#### EXTRACTED INFORMATION

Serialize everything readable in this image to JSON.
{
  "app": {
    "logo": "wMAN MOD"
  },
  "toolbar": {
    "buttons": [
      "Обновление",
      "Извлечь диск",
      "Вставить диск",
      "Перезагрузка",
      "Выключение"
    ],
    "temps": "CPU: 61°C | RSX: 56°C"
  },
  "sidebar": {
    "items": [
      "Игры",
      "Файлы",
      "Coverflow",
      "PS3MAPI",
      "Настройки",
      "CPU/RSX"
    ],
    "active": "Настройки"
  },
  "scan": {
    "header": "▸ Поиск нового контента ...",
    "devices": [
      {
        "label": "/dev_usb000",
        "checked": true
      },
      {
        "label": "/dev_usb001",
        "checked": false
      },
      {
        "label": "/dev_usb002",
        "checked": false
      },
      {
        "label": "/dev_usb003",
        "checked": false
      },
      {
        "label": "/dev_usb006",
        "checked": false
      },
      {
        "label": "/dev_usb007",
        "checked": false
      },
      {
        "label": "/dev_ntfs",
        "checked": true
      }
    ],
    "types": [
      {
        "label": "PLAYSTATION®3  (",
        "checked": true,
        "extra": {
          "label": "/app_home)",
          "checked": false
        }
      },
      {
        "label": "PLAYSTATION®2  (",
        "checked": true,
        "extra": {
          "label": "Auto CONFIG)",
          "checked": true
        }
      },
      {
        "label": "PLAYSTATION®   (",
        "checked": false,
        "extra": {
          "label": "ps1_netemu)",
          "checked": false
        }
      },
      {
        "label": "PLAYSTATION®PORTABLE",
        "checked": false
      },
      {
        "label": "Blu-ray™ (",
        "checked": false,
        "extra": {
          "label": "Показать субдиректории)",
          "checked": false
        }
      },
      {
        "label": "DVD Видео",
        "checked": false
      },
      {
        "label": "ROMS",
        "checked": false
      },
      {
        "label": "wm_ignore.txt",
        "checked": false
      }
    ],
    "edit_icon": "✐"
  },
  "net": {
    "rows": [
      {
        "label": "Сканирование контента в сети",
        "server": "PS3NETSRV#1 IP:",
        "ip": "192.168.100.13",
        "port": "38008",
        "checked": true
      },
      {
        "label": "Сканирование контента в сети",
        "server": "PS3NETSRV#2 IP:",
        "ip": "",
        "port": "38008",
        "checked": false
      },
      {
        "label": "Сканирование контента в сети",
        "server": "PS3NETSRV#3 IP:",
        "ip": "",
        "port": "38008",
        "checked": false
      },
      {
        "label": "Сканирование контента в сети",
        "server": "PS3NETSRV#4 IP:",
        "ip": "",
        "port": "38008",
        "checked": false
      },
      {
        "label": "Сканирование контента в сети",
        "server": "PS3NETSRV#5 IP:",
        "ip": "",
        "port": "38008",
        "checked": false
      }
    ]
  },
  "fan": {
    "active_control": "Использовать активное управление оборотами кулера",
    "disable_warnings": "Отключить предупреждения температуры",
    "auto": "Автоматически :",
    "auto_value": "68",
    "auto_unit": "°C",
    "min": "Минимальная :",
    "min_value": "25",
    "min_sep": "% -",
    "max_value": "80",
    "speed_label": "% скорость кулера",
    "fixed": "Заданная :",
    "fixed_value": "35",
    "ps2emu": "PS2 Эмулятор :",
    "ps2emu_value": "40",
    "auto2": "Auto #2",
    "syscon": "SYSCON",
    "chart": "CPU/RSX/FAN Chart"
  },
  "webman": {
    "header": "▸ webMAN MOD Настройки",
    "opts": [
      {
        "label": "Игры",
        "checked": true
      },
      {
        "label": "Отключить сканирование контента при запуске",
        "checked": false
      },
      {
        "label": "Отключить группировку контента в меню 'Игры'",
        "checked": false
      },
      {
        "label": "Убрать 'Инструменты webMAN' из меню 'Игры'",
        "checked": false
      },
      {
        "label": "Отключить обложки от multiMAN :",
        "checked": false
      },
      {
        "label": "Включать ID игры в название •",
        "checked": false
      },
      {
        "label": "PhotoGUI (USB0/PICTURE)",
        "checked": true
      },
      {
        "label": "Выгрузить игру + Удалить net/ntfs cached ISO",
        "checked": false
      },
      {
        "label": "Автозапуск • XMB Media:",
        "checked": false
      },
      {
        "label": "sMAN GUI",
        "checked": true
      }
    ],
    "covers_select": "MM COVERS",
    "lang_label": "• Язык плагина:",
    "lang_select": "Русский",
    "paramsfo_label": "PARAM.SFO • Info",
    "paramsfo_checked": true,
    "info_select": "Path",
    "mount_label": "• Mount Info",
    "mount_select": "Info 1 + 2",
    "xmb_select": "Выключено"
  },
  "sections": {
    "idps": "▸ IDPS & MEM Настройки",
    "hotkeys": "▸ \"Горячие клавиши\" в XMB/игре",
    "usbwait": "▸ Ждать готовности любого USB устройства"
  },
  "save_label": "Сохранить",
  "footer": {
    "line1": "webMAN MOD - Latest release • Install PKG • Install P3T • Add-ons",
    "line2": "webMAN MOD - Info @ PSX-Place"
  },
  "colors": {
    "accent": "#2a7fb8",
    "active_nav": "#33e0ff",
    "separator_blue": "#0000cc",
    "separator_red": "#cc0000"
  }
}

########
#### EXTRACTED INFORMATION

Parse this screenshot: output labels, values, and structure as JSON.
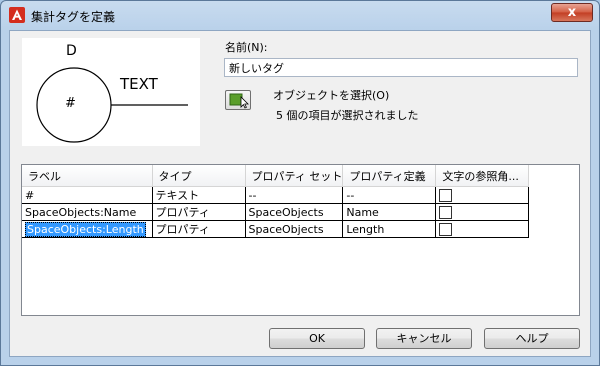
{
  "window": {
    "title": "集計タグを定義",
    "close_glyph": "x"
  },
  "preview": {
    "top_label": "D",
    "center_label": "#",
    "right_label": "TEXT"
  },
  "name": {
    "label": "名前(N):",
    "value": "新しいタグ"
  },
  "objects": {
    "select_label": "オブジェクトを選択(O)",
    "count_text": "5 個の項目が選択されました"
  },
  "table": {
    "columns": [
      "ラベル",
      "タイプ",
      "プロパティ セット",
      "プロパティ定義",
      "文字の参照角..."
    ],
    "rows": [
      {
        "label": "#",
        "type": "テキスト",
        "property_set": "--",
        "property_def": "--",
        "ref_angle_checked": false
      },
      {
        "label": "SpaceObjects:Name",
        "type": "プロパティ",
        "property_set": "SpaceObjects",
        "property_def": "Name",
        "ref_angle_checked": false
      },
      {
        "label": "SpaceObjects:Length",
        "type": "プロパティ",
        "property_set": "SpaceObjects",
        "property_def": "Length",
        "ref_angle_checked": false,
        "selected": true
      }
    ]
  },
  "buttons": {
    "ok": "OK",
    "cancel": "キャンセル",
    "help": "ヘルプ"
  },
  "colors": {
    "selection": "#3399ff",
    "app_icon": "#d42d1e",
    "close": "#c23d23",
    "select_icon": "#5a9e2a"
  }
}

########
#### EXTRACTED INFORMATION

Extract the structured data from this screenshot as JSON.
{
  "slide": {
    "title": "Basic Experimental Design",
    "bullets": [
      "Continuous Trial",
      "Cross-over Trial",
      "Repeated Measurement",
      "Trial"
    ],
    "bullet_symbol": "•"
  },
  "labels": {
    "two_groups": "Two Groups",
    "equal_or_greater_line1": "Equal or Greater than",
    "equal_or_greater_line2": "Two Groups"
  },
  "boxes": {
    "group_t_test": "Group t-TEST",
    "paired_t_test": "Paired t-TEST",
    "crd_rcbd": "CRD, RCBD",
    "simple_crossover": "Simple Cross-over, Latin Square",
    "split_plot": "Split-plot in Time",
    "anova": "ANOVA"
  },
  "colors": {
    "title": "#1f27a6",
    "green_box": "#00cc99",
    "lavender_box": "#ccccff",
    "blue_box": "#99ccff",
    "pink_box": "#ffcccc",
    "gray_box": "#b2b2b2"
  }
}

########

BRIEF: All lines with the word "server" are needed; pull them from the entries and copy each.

SOLUTION TO THE PROBLEM:
        "server": "PS3NETSRV#1 IP:",
        "server": "PS3NETSRV#2 IP:",
        "server": "PS3NETSRV#3 IP:",
        "server": "PS3NETSRV#4 IP:",
        "server": "PS3NETSRV#5 IP:",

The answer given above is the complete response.